*** Opening of Data to process ***

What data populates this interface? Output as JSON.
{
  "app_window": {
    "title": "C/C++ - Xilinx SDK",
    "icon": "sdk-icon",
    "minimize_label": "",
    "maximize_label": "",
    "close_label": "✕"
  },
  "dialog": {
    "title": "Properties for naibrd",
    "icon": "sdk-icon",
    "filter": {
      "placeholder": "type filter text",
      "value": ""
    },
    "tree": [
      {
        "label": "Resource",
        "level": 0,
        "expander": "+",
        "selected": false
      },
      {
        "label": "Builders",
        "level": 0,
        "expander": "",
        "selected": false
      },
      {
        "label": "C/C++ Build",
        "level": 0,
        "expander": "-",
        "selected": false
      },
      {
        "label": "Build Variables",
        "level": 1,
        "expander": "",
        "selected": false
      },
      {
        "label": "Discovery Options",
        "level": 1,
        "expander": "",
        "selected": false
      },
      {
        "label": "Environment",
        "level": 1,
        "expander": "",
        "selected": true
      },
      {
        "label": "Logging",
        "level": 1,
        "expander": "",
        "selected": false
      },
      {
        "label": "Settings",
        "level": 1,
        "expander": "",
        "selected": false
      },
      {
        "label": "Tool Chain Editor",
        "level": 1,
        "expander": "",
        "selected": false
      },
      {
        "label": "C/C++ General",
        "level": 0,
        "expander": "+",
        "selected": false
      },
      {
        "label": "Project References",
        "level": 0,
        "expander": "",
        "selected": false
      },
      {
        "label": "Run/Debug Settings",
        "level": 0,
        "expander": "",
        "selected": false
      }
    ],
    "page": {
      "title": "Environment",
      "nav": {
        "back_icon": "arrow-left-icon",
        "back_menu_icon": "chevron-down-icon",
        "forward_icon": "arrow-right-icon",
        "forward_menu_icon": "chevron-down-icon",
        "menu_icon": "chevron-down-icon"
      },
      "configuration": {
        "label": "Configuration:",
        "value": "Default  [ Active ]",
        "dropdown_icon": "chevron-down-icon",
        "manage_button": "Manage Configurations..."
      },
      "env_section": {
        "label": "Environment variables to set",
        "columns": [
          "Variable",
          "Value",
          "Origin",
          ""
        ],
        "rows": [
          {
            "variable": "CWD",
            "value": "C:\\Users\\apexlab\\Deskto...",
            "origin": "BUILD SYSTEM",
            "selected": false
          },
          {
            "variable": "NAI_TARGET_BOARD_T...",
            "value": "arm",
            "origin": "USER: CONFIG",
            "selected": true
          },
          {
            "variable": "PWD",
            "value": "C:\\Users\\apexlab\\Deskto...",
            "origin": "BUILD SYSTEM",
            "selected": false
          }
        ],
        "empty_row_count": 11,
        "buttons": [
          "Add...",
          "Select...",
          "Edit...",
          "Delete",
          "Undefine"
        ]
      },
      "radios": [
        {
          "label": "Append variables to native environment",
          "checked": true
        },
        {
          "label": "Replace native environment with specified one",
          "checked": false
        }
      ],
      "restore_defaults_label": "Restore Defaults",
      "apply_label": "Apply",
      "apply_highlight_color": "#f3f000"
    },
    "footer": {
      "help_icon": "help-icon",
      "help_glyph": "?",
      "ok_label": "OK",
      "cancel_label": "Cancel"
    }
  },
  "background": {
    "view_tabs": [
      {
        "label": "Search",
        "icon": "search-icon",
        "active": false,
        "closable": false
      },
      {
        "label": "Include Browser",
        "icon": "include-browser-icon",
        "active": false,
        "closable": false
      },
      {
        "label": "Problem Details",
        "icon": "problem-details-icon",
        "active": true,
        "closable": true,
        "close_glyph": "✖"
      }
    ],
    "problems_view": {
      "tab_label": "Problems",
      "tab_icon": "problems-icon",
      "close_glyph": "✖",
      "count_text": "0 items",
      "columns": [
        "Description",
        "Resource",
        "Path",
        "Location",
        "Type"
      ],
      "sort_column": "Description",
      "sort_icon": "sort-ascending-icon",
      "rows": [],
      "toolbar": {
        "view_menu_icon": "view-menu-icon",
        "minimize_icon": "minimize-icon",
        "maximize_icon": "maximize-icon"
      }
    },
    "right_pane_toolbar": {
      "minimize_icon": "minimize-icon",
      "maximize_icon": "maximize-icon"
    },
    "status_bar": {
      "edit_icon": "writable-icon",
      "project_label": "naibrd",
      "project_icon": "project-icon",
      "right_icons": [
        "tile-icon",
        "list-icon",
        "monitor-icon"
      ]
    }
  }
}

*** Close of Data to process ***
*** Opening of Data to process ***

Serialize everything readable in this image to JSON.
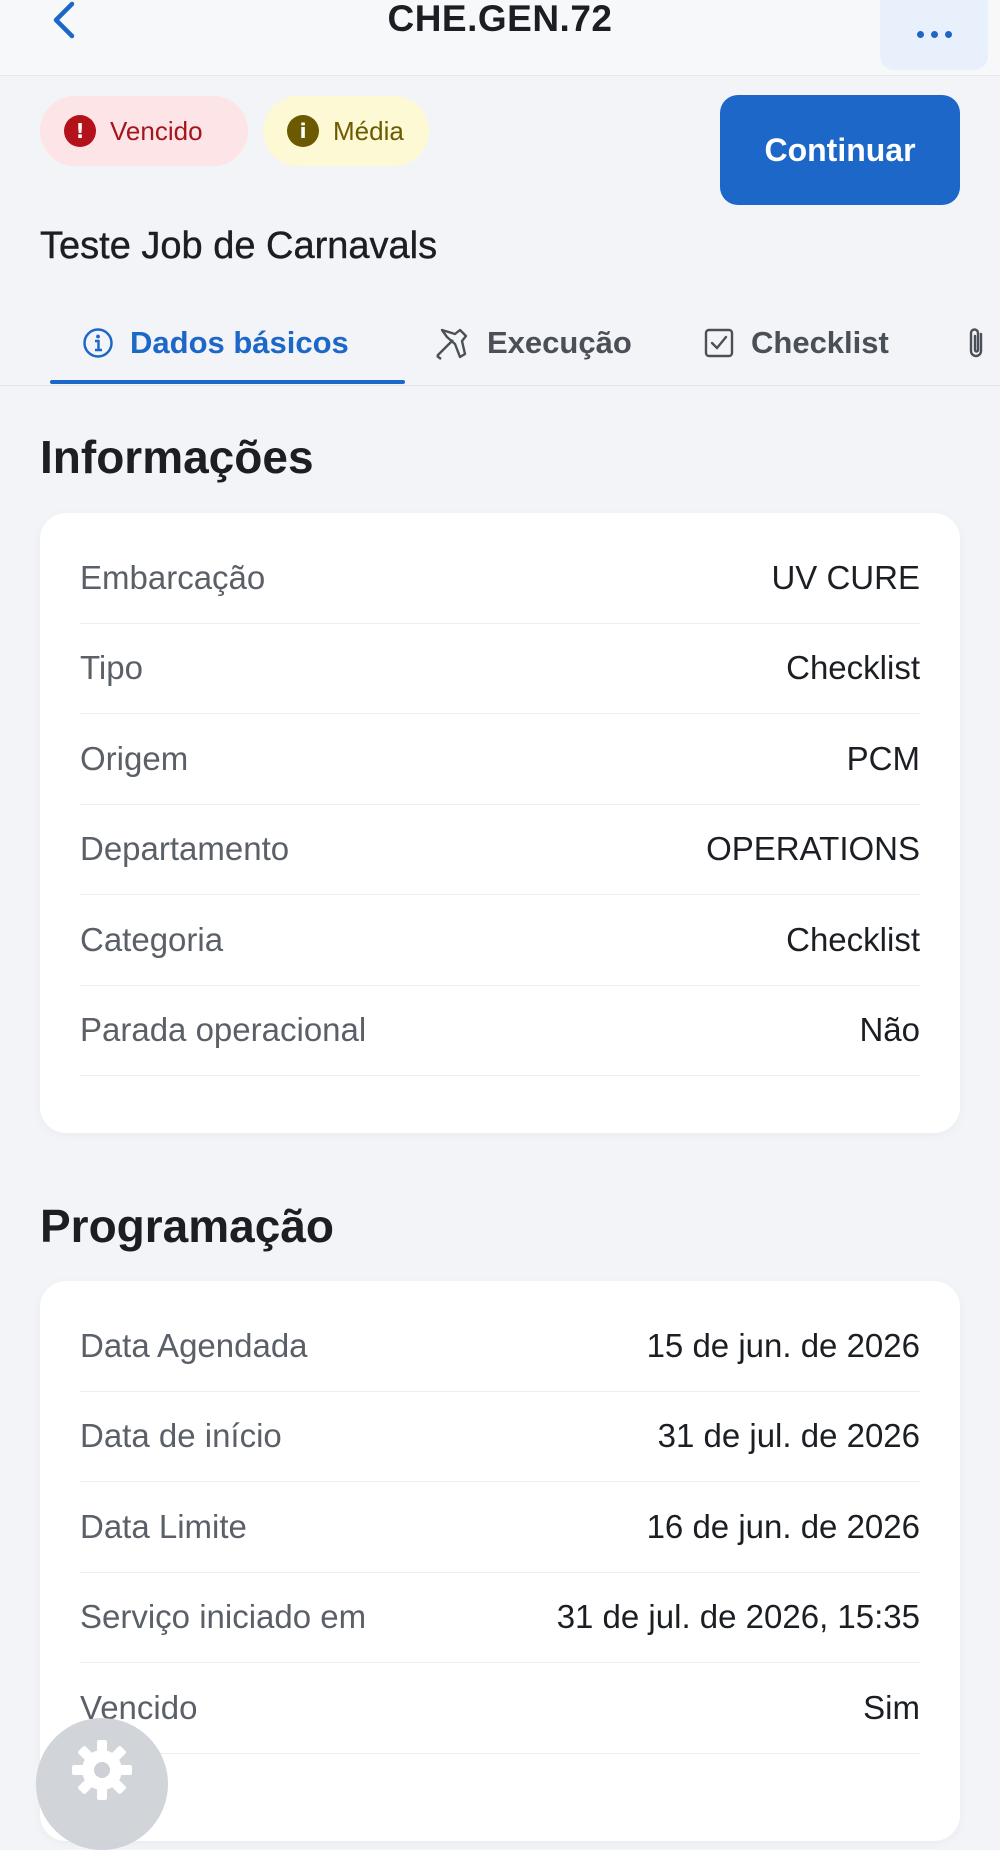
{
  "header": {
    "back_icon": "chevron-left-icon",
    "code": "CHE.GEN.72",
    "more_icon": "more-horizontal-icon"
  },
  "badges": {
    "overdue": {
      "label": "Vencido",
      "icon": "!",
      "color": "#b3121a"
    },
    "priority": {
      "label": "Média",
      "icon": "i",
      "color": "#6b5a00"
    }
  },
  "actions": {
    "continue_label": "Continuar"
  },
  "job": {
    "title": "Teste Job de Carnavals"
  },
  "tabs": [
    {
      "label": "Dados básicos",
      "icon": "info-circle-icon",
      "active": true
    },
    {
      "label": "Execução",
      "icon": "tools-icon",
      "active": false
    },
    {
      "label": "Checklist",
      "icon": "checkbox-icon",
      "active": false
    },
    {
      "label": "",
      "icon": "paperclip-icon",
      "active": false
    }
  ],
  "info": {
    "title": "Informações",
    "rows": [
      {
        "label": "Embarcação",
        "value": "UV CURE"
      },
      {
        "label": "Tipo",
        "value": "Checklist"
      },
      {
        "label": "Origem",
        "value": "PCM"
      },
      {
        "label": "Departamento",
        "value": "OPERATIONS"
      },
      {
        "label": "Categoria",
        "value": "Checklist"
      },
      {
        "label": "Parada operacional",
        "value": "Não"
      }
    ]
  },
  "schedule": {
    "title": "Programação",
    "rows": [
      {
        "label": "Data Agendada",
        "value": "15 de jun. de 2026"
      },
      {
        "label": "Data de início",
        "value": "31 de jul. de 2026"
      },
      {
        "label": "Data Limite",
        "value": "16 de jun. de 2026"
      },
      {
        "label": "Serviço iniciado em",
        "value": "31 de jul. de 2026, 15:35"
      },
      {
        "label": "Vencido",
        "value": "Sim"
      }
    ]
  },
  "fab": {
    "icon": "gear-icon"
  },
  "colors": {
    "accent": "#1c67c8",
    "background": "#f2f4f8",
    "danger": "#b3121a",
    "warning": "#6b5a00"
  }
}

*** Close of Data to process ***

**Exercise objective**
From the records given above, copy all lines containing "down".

**Final answer**
        "back_menu_icon": "chevron-down-icon",
        "forward_menu_icon": "chevron-down-icon",
        "menu_icon": "chevron-down-icon"
        "dropdown_icon": "chevron-down-icon",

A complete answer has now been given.